  • Typos convey a lack of detail-orientation and quality.
  • When using particular forms of spelling (i.e., American, British), make sure you remain consistent.
  • If you need a fresh pair of eyes, ask someone to proofread.

Be Careful of Tenses

  • A rule of thumb: previous experience – past tense, current experience – present tense.
  • Avoid first-person pronouns (i.e., I, me, my).
  • Be consistent.

Refrain From Providing Confidential Information

  • Do not include information that is sensitive for previous employers (e.g., contacts, clients) – it only conveys a breach of trust for the sake of self-promotion.

Outdated Experience Is Simply That – Outdated
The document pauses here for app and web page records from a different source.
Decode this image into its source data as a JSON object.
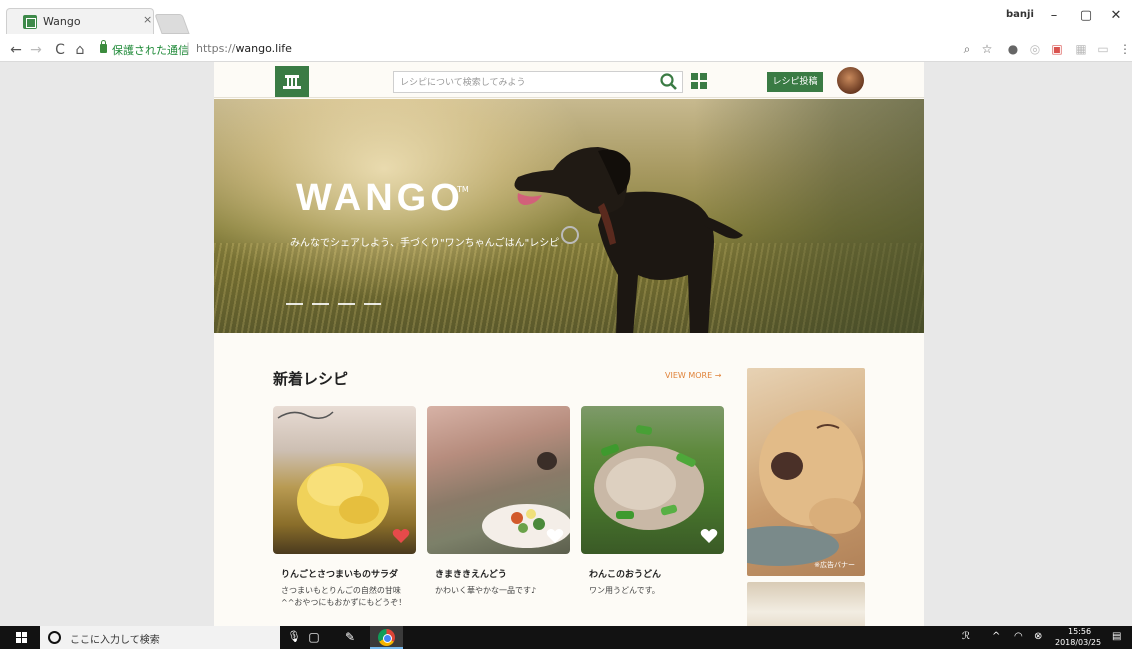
{
  "browser": {
    "tab_title": "Wango",
    "tab_close": "×",
    "user_label": "banji",
    "win_min": "–",
    "win_restore": "▢",
    "win_close": "✕",
    "nav_back": "←",
    "nav_forward": "→",
    "nav_reload": "C",
    "nav_home": "⌂",
    "secure_text": "保護された通信",
    "url_protocol": "https://",
    "url_host": "wango.life"
  },
  "header": {
    "search_placeholder": "レシピについて検索してみよう",
    "post_button": "レシピ投稿"
  },
  "hero": {
    "title": "WANGO",
    "trademark": "TM",
    "subtitle": "みんなでシェアしよう、手づくり\"ワンちゃんごはん\"レシピ",
    "slide_count": 4
  },
  "section": {
    "title": "新着レシピ",
    "view_more": "VIEW MORE →"
  },
  "recipes": [
    {
      "title": "りんごとさつまいものサラダ",
      "desc": "さつまいもとりんごの自然の甘味^^おやつにもおかずにもどうぞ！",
      "liked": true
    },
    {
      "title": "きまききえんどう",
      "desc": "かわいく華やかな一品です♪",
      "liked": false
    },
    {
      "title": "わんこのおうどん",
      "desc": "ワン用うどんです。",
      "liked": false
    }
  ],
  "ad": {
    "label": "※広告バナー"
  },
  "taskbar": {
    "search_text": "ここに入力して検索",
    "time": "15:56",
    "date": "2018/03/25"
  },
  "colors": {
    "brand_green": "#3a7b44",
    "accent_orange": "#e0833a",
    "heart_red": "#e64a4a"
  }
}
  • Leave out information that does not illustrate your experience as relevant to a job role.

No Need to Include References

  • If interviewers are interested in speaking with your previous employers or peers, they will ask for the references at the appropriate time.

Minimise Personal Details

  • Leave out information not relevant to your potential to perform a role, including relationship status, ethnicity, age, and religion should remain omitted.
  • No photos – your appearance is not relevant for your job performance!

COMING SOON! Download our REVERSE-CHRONOLOGICAL and STRENGTH-BASED resume templates that aim to guide layout/structure and content development.

For more insights and practical tips that can assist you to bounce forward after redundancy, build momentum with transition or focus your attention on the ‘what next?’, visit our blog Pause…Reset or Pivot?


BusinessNewsDaily. (2013, February 25). Words to leave off your resume. Mashable.

Cartwright, S. (2019, November 4). 20 resume tips that will get you more interviews in 2020. Off The Clock Resumes LLC.

The Muse. (2016, August 10). 20 basic resume writing rules That’ll put you ahead of the competition. Forbes.

Nevins, M. (2020, March 4). Resume words: Keywords, adjectives, skills, and power verbs. Jobscan Blog.

Quora. (2014, October 20). 8 things recruiters notice about your resume at first glance (and 4 things that don’t matter). Mashable.

Shields, J. (2018, August 30). 8 things you need to know about applicant tracking systems. Jobscan Blog.

Your Authors

Karen Gotthelf, Founder, Pathways Limited

Registered Australian Psychologist (AHRPA), Associate Fellow HKPS, RIOP(HKPS), Member Australian Psychological Society (APS), MBPsS, Accredited Coach ICF(ACC).
MSc(Organisational Psychology), BSc(Hon)Psych

Dawn Chan, Associate Consultant, Pathways Limited

MSSc (Applied Psychology) CityU, PhD (Industrial-Organisational Psychology) CUHK